OK, so there is a lot in there. This is why we should all gather on Sunday to talk more about it as a community. In the interim I invite you to consider all the ways we can name our work as people who strive to hold sacred space for another and for the newcomers to our community.
For I look around me and I see a world full of souls looking for a place to swim— a haven in which to stretch out, to feel the sparkly sun on one’s face and to bob in the waves. To rest in the comfort of being able to see through the crystal waters which surround—so our primordial brains can rest if only for a minute. No need to fear the alligators of our world—there are none nearby. This is what we are called to be as a church on the Jesus Way.
Community Meeting on Finances
There is another way which our church aims to be transparent, through its handling of money. Teri, our new treasurer, and the rest of the board (newly elected and continuing) have been working hard to evaluate our financial position and provide an update. On Sunday the board will host an important meeting at the 10am hour to talk about the church budget and strategies for putting our church on steadier fiscal ground. Please bring a brunch dish to share and join in the conversation. Read on for details.

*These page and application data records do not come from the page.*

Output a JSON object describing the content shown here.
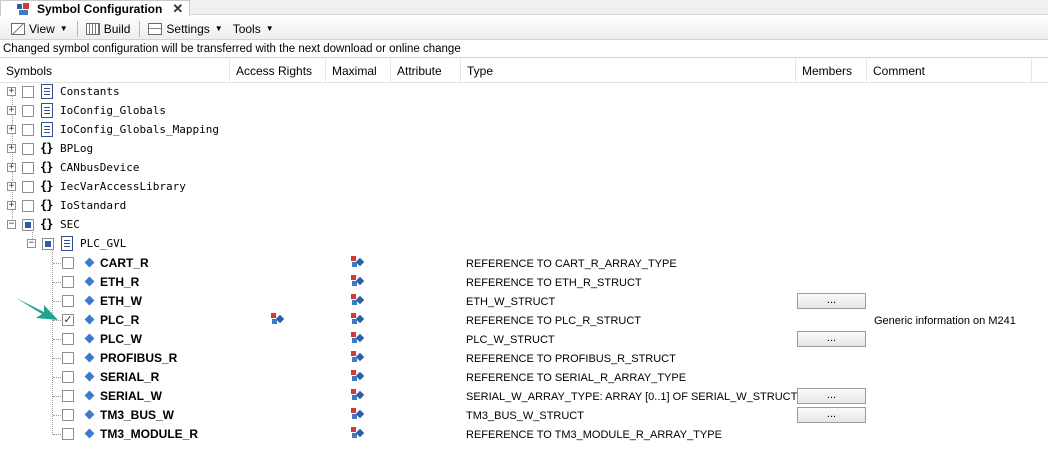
{
  "tab": {
    "title": "Symbol Configuration",
    "close_glyph": "✕"
  },
  "toolbar": {
    "view_label": "View",
    "build_label": "Build",
    "settings_label": "Settings",
    "tools_label": "Tools"
  },
  "info_message": "Changed symbol configuration will be transferred with the next download or online change",
  "columns": {
    "symbols": "Symbols",
    "access_rights": "Access Rights",
    "maximal": "Maximal",
    "attribute": "Attribute",
    "type": "Type",
    "members": "Members",
    "comment": "Comment"
  },
  "tree": {
    "constants": "Constants",
    "ioconfig_globals": "IoConfig_Globals",
    "ioconfig_globals_mapping": "IoConfig_Globals_Mapping",
    "bplog": "BPLog",
    "canbusdevice": "CANbusDevice",
    "iecvaraccesslibrary": "IecVarAccessLibrary",
    "iostandard": "IoStandard",
    "sec": "SEC",
    "plc_gvl": "PLC_GVL"
  },
  "variables": [
    {
      "name": "CART_R",
      "type": "REFERENCE TO CART_R_ARRAY_TYPE",
      "members": "",
      "comment": "",
      "checked": false
    },
    {
      "name": "ETH_R",
      "type": "REFERENCE TO ETH_R_STRUCT",
      "members": "",
      "comment": "",
      "checked": false
    },
    {
      "name": "ETH_W",
      "type": "ETH_W_STRUCT",
      "members": "...",
      "comment": "",
      "checked": false
    },
    {
      "name": "PLC_R",
      "type": "REFERENCE TO PLC_R_STRUCT",
      "members": "",
      "comment": "Generic information on M241",
      "checked": true
    },
    {
      "name": "PLC_W",
      "type": "PLC_W_STRUCT",
      "members": "...",
      "comment": "",
      "checked": false
    },
    {
      "name": "PROFIBUS_R",
      "type": "REFERENCE TO PROFIBUS_R_STRUCT",
      "members": "",
      "comment": "",
      "checked": false
    },
    {
      "name": "SERIAL_R",
      "type": "REFERENCE TO SERIAL_R_ARRAY_TYPE",
      "members": "",
      "comment": "",
      "checked": false
    },
    {
      "name": "SERIAL_W",
      "type": "SERIAL_W_ARRAY_TYPE: ARRAY [0..1] OF SERIAL_W_STRUCT",
      "members": "...",
      "comment": "",
      "checked": false
    },
    {
      "name": "TM3_BUS_W",
      "type": "TM3_BUS_W_STRUCT",
      "members": "...",
      "comment": "",
      "checked": false
    },
    {
      "name": "TM3_MODULE_R",
      "type": "REFERENCE TO TM3_MODULE_R_ARRAY_TYPE",
      "members": "",
      "comment": "",
      "checked": false
    }
  ],
  "checkmark_glyph": "✓",
  "colors": {
    "accent_arrow": "#1fa38a",
    "var_icon": "#3b7bc8",
    "partial_check": "#2d5fa8"
  }
}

Members of the Church in the Cliff Community,
It may still feel like the height of summer outside, but in just a few short days school will be back in session and everyone’s summer vacations will be over for another year. Well, almost everyone: the Church in the Cliff budget never gets a vacation, and it has been working hard all summer. And sadly, it’s more than a little bit worn out: in a nutshell, our church budget doesn’t look nearly as rosy as we had thought a few weeks ago, and we’ve had to dip into our savings just to be able to pay our pastor this month. Had it not been for some fortuitous timing for us, at least a couple of checks we wrote this month would have bounced. That’s why we need all of you to come to a very important meeting on Sunday, August 28th, for a review of our current financial situation and a time to share ideas and strategies for putting our church on steadier fiscal ground.
Date: Sunday, August 28th
Time and Location: 10AM Kessler Theater Lounge
A full financial statement for August 2010-July 2011 will be available at the meeting and/or by emailing email@example.com.
We all care about this community, and part of that care is recognizing that sustaining the community should be important to us. If this resonates with you, and if you want to help ensure that Church in the Cliff continues to do its important work, then please do come to the meeting on August 28th.
And if you are still out and about but would like to make a financial contribution to the church, please mail it to us. And better yet, set Church in the Cliff up on automatic bill pay with your bank to make regular contributions whether you are there on Sunday or not.
Church in the Cliff
P.O. Box 5072
Dallas, TX 75208
Peace and Blessings,
Mikal Hughey, Moderator. firstname.lastname@example.org
Teri Walker, Treasurer. email@example.com
Clint Chamberlain, Clerk. firstname.lastname@example.org
Stephanie Maxson, Trustee. email@example.com
Alan Stephenson, Trustee. firstname.lastname@example.org